Haroon textile manufactures have been the focus of controversy in the past.
But a new documentary reveals the industry’s struggles against the threat of a new war, and the ways Haroon’s factory is making a comeback.
The War On Textiles, which premiered at Sundance, looks at Haroon through the lens of its factories and workers, as well as a global workforce of more than 7,000 people.
The film is narrated by Haroon owner Haroon Haroon.
It also looks at the challenges Haroon faced, from the factory’s slow growth, to the threat posed by the United States’ threat to impose tariffs on its products.
In the film, Haroon tells the story of his business, from its founding to its present day.
He tells of the factory building the first garment factory in the world, from his early days as a mill worker, to its growth to its current status as a major player in the global textile industry.
The Story of Haroon The film also features interviews with factory owners and employees, as the story unfolds.
These include Haroon, who is now an entrepreneur, who said his company’s global presence has created a huge opportunity for his company, Haroond, to prosper.

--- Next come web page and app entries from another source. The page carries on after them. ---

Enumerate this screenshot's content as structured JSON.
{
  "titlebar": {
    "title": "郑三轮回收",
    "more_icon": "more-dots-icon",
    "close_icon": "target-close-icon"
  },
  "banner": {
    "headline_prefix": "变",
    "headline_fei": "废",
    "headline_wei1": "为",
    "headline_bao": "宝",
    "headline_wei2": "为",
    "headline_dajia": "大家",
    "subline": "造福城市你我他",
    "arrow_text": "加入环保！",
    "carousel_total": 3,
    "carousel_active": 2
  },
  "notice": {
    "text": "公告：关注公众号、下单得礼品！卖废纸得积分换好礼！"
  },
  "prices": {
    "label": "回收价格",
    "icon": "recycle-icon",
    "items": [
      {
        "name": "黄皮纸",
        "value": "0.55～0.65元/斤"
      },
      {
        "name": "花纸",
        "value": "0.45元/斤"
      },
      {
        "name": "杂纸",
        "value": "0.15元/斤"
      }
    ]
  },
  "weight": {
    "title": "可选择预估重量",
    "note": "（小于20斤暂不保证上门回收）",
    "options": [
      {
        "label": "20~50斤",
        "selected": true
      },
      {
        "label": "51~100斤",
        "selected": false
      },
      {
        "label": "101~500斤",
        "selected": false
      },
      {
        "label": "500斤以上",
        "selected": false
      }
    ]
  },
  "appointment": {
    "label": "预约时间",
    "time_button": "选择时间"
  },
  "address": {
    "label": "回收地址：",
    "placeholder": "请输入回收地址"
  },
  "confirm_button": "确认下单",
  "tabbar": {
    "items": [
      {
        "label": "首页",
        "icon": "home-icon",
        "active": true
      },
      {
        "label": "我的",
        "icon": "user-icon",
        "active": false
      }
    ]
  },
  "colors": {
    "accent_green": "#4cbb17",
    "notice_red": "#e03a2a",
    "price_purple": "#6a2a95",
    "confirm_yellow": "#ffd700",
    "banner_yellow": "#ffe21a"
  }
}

The owner of Haroong, Abdulrahman, said the company’s factories are expanding to the global market, and it is the same in India, where the textile industry is a crucial component of the economy.
“We are seeing a huge potential for the textile sector in India and other parts of the world,” Abdulrahmansaid.
“But the problem is the trade barrier is one of the biggest impediments to our business.”
What started as a one-man business is now a global manufacturing powerhouse, with nearly 70 factories and dozens of employees around the world.
It is an industry that has thrived under harsh economic conditions in many parts of Africa, South Asia, Latin America and the Middle East, where there are no government subsidies for textile exports.
While the US has imposed tariffs on some of Haroons textile exports, these have been lifted or eased by countries like China, Bangladesh, and Vietnam, which import more textile from Haroon than Haroon sells domestically.
Haroon factories in India have been hit particularly hard by the textile tariffs.
In 2014, India imposed tariffs of nearly 15% on its imports of Haron fabrics, which resulted in Haroon producing products for about 20 other countries in the region.
As a result, the factory in Haroon has had to turn to sourcing its raw materials from countries like Bangladesh, Vietnam, Indonesia, and Sri Lanka.
This has not been easy, said Abdulrahmen.
The factory is also facing a threat from the US.
The textile tariffs have created huge economic problems for the Haroons manufacturing base.
“For us, it is a very hard time because we need to make sure we are not going to lose any of our products,” Abdulrheman said.
“It’s not just our textile factories, we have all the other factories in the textile chain that are also facing difficulties.”
As a factory that has become a key player in global manufacturing, Haroom is now the face of Harooond, with its own Twitter account, Instagram, and YouTube channel, and is the official spokesperson for Haroone.
“This has been a very tough time,” Abdulrabhemsaid.
He says that it is difficult to keep up with the demand from overseas.
“Every day, there are new things coming up that we can’t even take notice of,” Abdulraheman added.
The war on textile Haroon has also faced other threats, such as the imposition of tariffs on Chinese goods.
“The Chinese are doing a lot of damage to our industry, which is a big threat,” Abdulrahim said.
The documentary also looks into how the textile factory’s employees have been affected by the threat.
“What is really happening to the factory is that they are forced to work harder than they normally would because they are going into danger,” Abdulrafhems said.
This is particularly true of the women workers, who are required to work eight-hour shifts to meet demand from their employers.
“Our girls have to be really hardworking, and they are really stressed.
They have to keep in touch with their families,” Abdulreffan said.
In a country that has a very low birth rate, the textile trade has been crucial for the industry.
As of 2013, India was the third-largest importer of textile products, after China and Bangladesh, with about 15% of all global textile exports coming from Haroonds factories.
The threat of the tariffs, which have been levied on the textile exports of China and Vietnam for the past three years, has been met with protests, with workers demanding higher wages, improved working conditions, and better living conditions.
Haroom factory workers have also come out in support of their workers, with some even organizing strikes and protests.
The struggle has